Assignment: From top to bottom, retype the data exactly, passing over any picture.

------

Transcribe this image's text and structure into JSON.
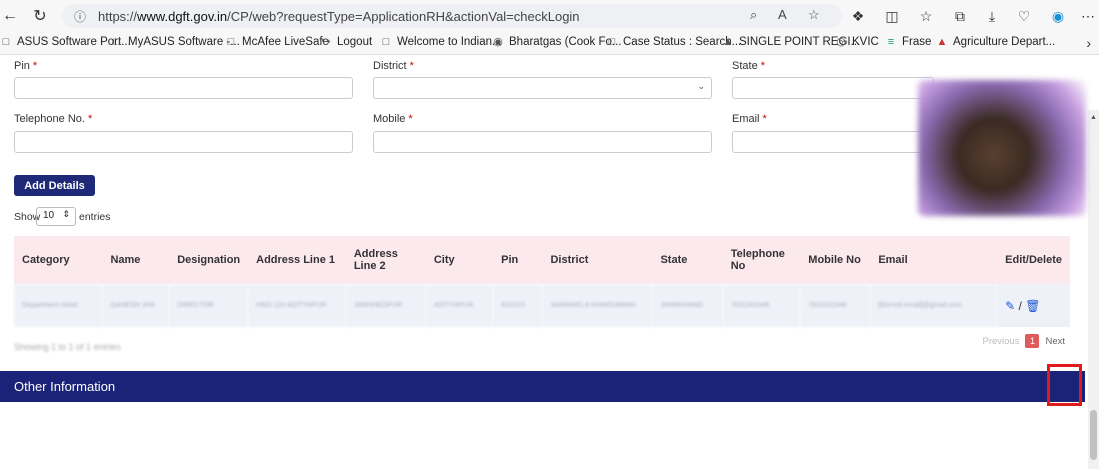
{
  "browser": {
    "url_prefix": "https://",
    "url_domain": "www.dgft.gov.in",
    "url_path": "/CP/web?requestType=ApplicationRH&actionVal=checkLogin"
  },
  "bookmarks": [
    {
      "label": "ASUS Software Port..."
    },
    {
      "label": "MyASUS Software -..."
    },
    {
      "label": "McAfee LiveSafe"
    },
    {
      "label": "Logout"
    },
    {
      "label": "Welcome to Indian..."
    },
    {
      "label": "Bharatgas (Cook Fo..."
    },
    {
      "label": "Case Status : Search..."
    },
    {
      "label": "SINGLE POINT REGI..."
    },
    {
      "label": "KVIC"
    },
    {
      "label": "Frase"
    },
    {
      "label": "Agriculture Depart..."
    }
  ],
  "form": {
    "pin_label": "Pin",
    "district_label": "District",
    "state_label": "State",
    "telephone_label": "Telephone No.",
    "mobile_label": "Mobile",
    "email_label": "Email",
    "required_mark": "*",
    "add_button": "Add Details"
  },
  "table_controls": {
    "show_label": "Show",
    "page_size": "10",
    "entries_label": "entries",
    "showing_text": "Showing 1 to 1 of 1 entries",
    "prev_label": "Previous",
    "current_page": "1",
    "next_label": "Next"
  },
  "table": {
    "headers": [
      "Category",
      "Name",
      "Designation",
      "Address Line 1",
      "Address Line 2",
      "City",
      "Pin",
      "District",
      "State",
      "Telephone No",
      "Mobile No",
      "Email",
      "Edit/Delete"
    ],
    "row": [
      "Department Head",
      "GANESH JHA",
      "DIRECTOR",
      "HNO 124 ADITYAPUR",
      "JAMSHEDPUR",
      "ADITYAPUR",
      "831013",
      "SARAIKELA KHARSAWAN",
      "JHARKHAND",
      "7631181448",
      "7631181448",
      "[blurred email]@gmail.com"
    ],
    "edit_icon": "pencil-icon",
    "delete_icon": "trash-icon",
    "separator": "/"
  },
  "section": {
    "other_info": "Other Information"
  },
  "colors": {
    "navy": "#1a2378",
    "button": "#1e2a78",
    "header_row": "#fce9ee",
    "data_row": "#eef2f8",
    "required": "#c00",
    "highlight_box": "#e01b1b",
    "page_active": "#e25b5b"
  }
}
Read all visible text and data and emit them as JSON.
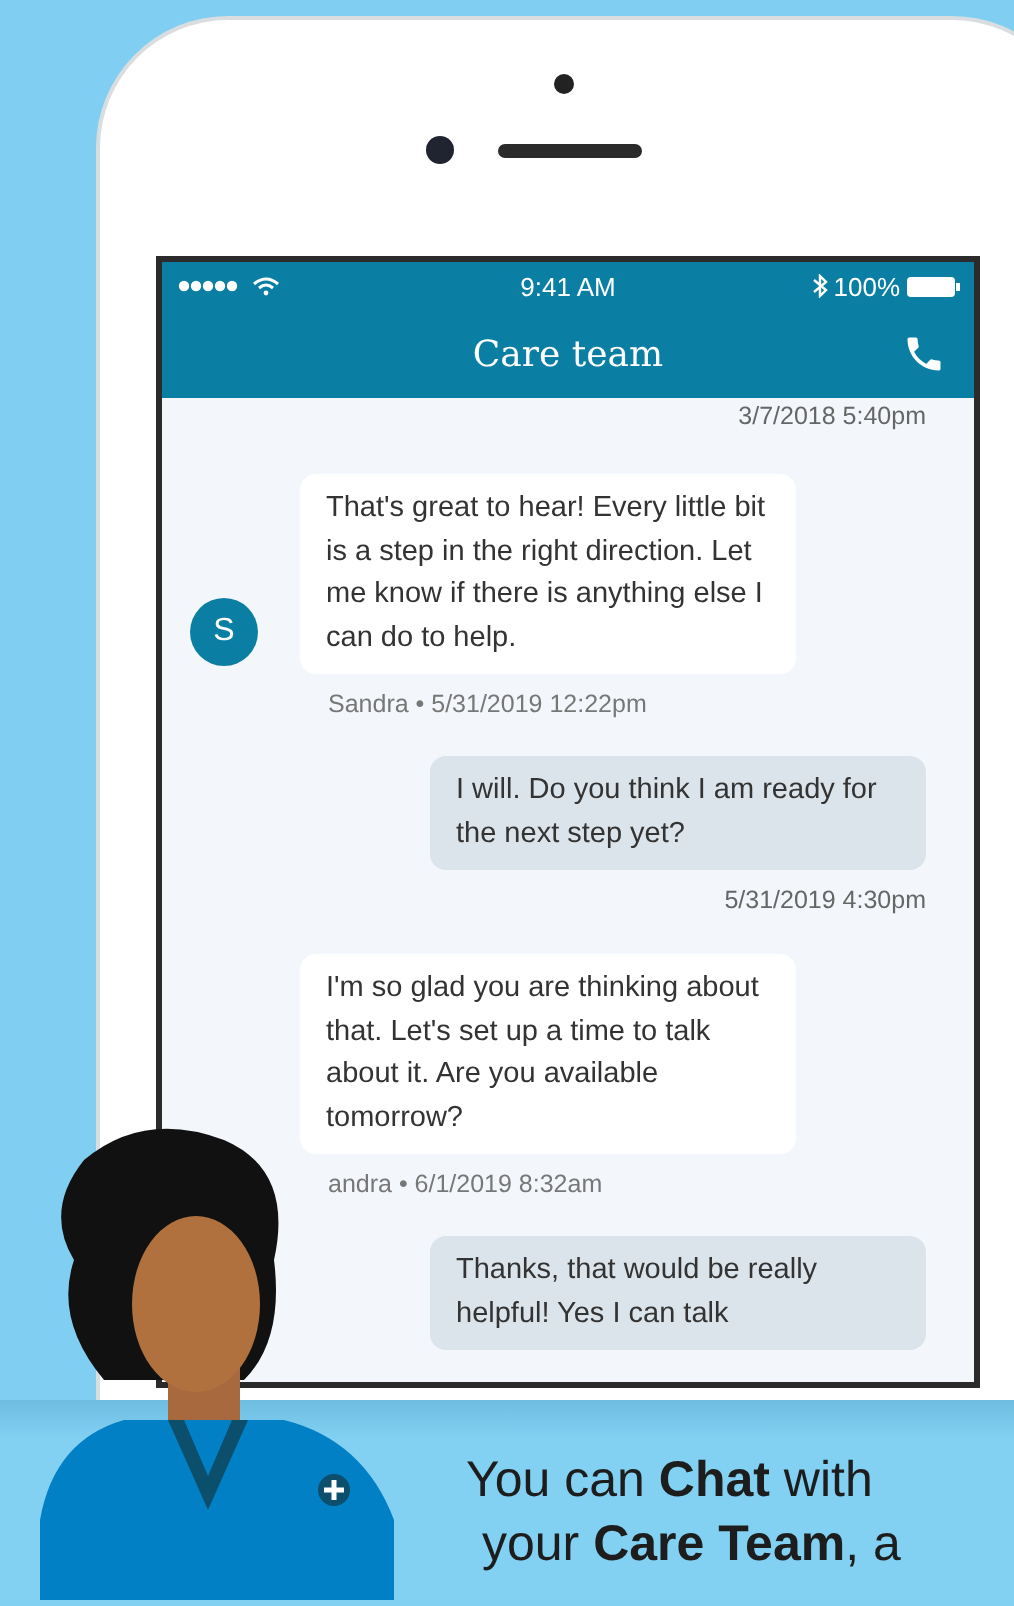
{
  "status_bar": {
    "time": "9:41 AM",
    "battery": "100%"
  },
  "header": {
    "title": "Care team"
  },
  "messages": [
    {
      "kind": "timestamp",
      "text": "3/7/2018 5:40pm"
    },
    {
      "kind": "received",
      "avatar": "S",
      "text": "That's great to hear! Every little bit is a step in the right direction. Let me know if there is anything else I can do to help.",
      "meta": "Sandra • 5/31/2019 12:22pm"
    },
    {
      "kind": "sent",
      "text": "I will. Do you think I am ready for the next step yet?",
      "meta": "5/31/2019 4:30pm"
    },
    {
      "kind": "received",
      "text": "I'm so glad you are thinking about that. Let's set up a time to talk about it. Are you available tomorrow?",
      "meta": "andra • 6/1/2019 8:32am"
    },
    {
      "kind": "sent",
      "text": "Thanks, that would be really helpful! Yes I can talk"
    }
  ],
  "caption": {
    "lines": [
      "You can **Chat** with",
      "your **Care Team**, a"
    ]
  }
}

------

Result of the task:
Transcribe this image's text and structure into JSON.
{
  "browser": {
    "url_prefix": "https://",
    "url_domain": "www.dgft.gov.in",
    "url_path": "/CP/web?requestType=ApplicationRH&actionVal=checkLogin"
  },
  "bookmarks": [
    {
      "label": "ASUS Software Port..."
    },
    {
      "label": "MyASUS Software -..."
    },
    {
      "label": "McAfee LiveSafe"
    },
    {
      "label": "Logout"
    },
    {
      "label": "Welcome to Indian..."
    },
    {
      "label": "Bharatgas (Cook Fo..."
    },
    {
      "label": "Case Status : Search..."
    },
    {
      "label": "SINGLE POINT REGI..."
    },
    {
      "label": "KVIC"
    },
    {
      "label": "Frase"
    },
    {
      "label": "Agriculture Depart..."
    }
  ],
  "form": {
    "pin_label": "Pin",
    "district_label": "District",
    "state_label": "State",
    "telephone_label": "Telephone No.",
    "mobile_label": "Mobile",
    "email_label": "Email",
    "required_mark": "*",
    "add_button": "Add Details"
  },
  "table_controls": {
    "show_label": "Show",
    "page_size": "10",
    "entries_label": "entries",
    "showing_text": "Showing 1 to 1 of 1 entries",
    "prev_label": "Previous",
    "current_page": "1",
    "next_label": "Next"
  },
  "table": {
    "headers": [
      "Category",
      "Name",
      "Designation",
      "Address Line 1",
      "Address Line 2",
      "City",
      "Pin",
      "District",
      "State",
      "Telephone No",
      "Mobile No",
      "Email",
      "Edit/Delete"
    ],
    "row": [
      "Department Head",
      "GANESH JHA",
      "DIRECTOR",
      "HNO 124 ADITYAPUR",
      "JAMSHEDPUR",
      "ADITYAPUR",
      "831013",
      "SARAIKELA KHARSAWAN",
      "JHARKHAND",
      "7631181448",
      "7631181448",
      "[blurred email]@gmail.com"
    ],
    "edit_icon": "pencil-icon",
    "delete_icon": "trash-icon",
    "separator": "/"
  },
  "section": {
    "other_info": "Other Information"
  },
  "colors": {
    "navy": "#1a2378",
    "button": "#1e2a78",
    "header_row": "#fce9ee",
    "data_row": "#eef2f8",
    "required": "#c00",
    "highlight_box": "#e01b1b",
    "page_active": "#e25b5b"
  }
}
Read all visible text and data and emit them as JSON.
{
  "status_bar": {
    "time": "9:41 AM",
    "battery": "100%"
  },
  "header": {
    "title": "Care team"
  },
  "messages": [
    {
      "kind": "timestamp",
      "text": "3/7/2018 5:40pm"
    },
    {
      "kind": "received",
      "avatar": "S",
      "text": "That's great to hear! Every little bit is a step in the right direction. Let me know if there is anything else I can do to help.",
      "meta": "Sandra • 5/31/2019 12:22pm"
    },
    {
      "kind": "sent",
      "text": "I will. Do you think I am ready for the next step yet?",
      "meta": "5/31/2019 4:30pm"
    },
    {
      "kind": "received",
      "text": "I'm so glad you are thinking about that. Let's set up a time to talk about it. Are you available tomorrow?",
      "meta": "andra • 6/1/2019 8:32am"
    },
    {
      "kind": "sent",
      "text": "Thanks, that would be really helpful! Yes I can talk"
    }
  ],
  "caption": {
    "lines": [
      "You can **Chat** with",
      "your **Care Team**, a"
    ]
  }
}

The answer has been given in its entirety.